Best of luck to you in your pursuits. ~S

Anonymous said...

Encouraging story! But Please help! People are saying a Master's degree does not help people get into medical school. Please talk to me!!!


Anonymous said...


A friend of mine reaplied 3 times and got in on the third application. His advice to me was, that if this is what you really want to do, then don't ever give up. This is not only a dream, this is a reality, and you will do everything in your power to make it.

This is my second year applying... last year I had two interviews, and this year I had two interviews. I was accepted into a DO program last year, but I passed it up because I REALLY didn't like the school. I finished a Masters degree this year, and in my experience I've heard different things from different people.

I know that 90% of the students in my masters program (medical sciences) were accepted into medical school. Many of these students were 3-5 year reapplicants. Admission directors from other schools came in and visited us, they told us that the Masters degree would not be taken into account until AFTER we had graduated... they wanted to see the full outcome of our grades. I think a Masters degree does help, but you should choose a program carefully. Make sure that the school is accredited. Ask lots of questions about their success rate, and if they don't tell you, then they must be hiding something. Some schools are barely starting their masters program for pre-meds, and don't have any track record at all- make sure you choose the program that is best for you.

Anonymous said...
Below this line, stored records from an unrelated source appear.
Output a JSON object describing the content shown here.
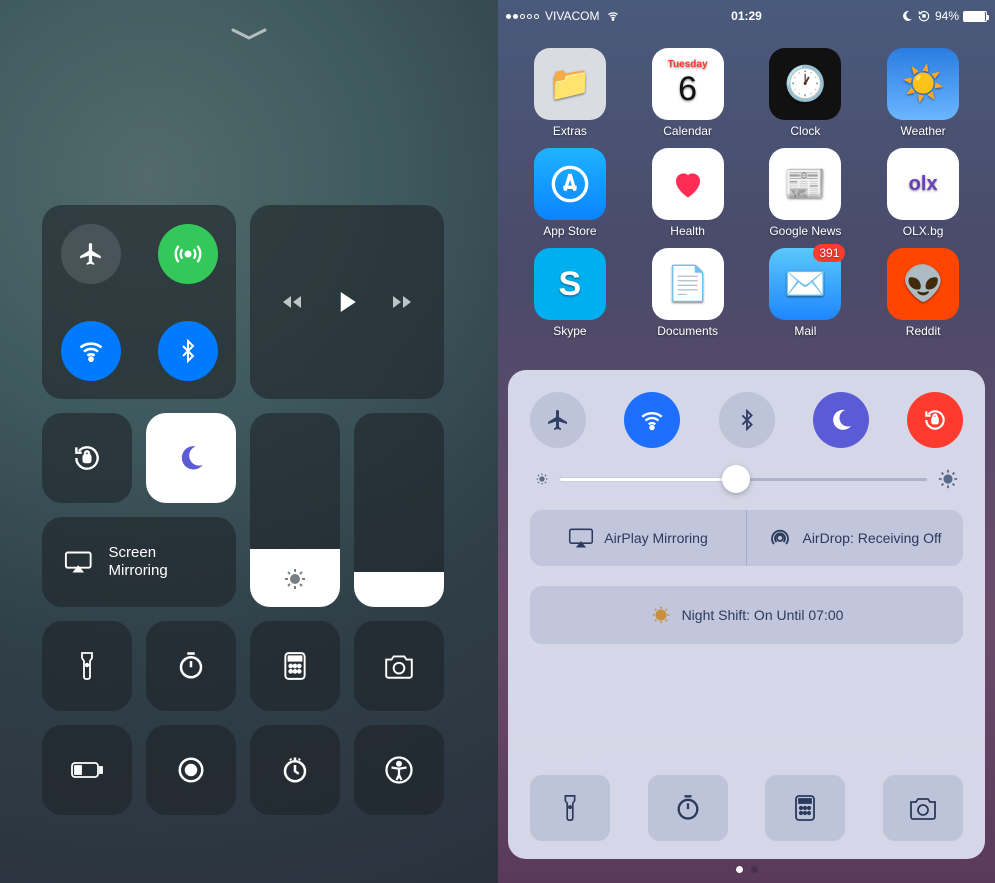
{
  "ios11": {
    "connectivity": {
      "airplane": {
        "active": false
      },
      "cellular": {
        "active": true,
        "color": "#34c759"
      },
      "wifi": {
        "active": true,
        "color": "#007aff"
      },
      "bluetooth": {
        "active": true,
        "color": "#007aff"
      }
    },
    "media": {
      "state": "paused"
    },
    "orientation_lock": {
      "active": false
    },
    "dnd": {
      "active": true
    },
    "screen_mirroring_label": "Screen Mirroring",
    "brightness_pct": 30,
    "volume_pct": 18,
    "shortcuts": [
      "flashlight",
      "timer",
      "calculator",
      "camera",
      "low-power",
      "screen-record",
      "clock",
      "accessibility"
    ]
  },
  "ios10": {
    "status": {
      "signal_dots": 2,
      "carrier": "VIVACOM",
      "wifi": true,
      "time": "01:29",
      "dnd": true,
      "orientation_lock": true,
      "battery_pct": 94
    },
    "apps": [
      {
        "label": "Extras",
        "bg": "#d9dde2"
      },
      {
        "label": "Calendar",
        "bg": "#ffffff",
        "day_name": "Tuesday",
        "day_num": "6"
      },
      {
        "label": "Clock",
        "bg": "#111111"
      },
      {
        "label": "Weather",
        "bg": "#2a7de1"
      },
      {
        "label": "App Store",
        "bg": "#1fb3ff"
      },
      {
        "label": "Health",
        "bg": "#ffffff",
        "accent": "#ff2d55"
      },
      {
        "label": "Google News",
        "bg": "#ffffff"
      },
      {
        "label": "OLX.bg",
        "bg": "#ffffff"
      },
      {
        "label": "Skype",
        "bg": "#00aff0"
      },
      {
        "label": "Documents",
        "bg": "#ffffff"
      },
      {
        "label": "Mail",
        "bg": "#1f87ff",
        "badge": "391"
      },
      {
        "label": "Reddit",
        "bg": "#ff4500"
      }
    ],
    "toggles": {
      "airplane": {
        "active": false
      },
      "wifi": {
        "active": true
      },
      "bluetooth": {
        "active": false
      },
      "dnd": {
        "active": true
      },
      "orientation_lock": {
        "active": true
      }
    },
    "brightness_pct": 48,
    "airplay_label": "AirPlay Mirroring",
    "airdrop_label": "AirDrop: Receiving Off",
    "night_shift_label": "Night Shift: On Until 07:00",
    "shortcuts": [
      "flashlight",
      "timer",
      "calculator",
      "camera"
    ],
    "page_index": 0,
    "page_count": 2
  }
}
The problem with medical school is that most people think that if you don't get accepted you can reapply again and again. This is just not the case anymore. Most medical schools these days explicity state that if this is your third time applying don't. So basically you can only apply twice. This is why my best advice to medical school applicants is take everything seriously don't just apply half@#$#% and hope for the best. Get all your ducks in a row. If your GPA is below 3.5, make sure you raise it up before you apply. If you MCAT score is less than a 26, I am sorry but you have virtually no chance. Some people say, oh it's nonsense, they consider your life experience too. Yes, they do I don't doubt it, but if you don't have the minimum 3.5GPA, and 26 MCAT then it is very likely your application will not get past even the first stage. In many cases they will not even ask you to fill out a secondary application. In many ways, it's very simple, you have to fulfill the minimum requirements first before you talk about your amazing volunteer experiences in Africa.

MJ said...

Your post was more than 3 years ago. I am anxious to hear if you were accepted into Medical School. What prompted me to write was a line in your post that you did not want to do anything else, a very compelling statement.
I am doing research on physician attitudes through the decades and would love to get your perspective. You can email me at

Thank you in advance.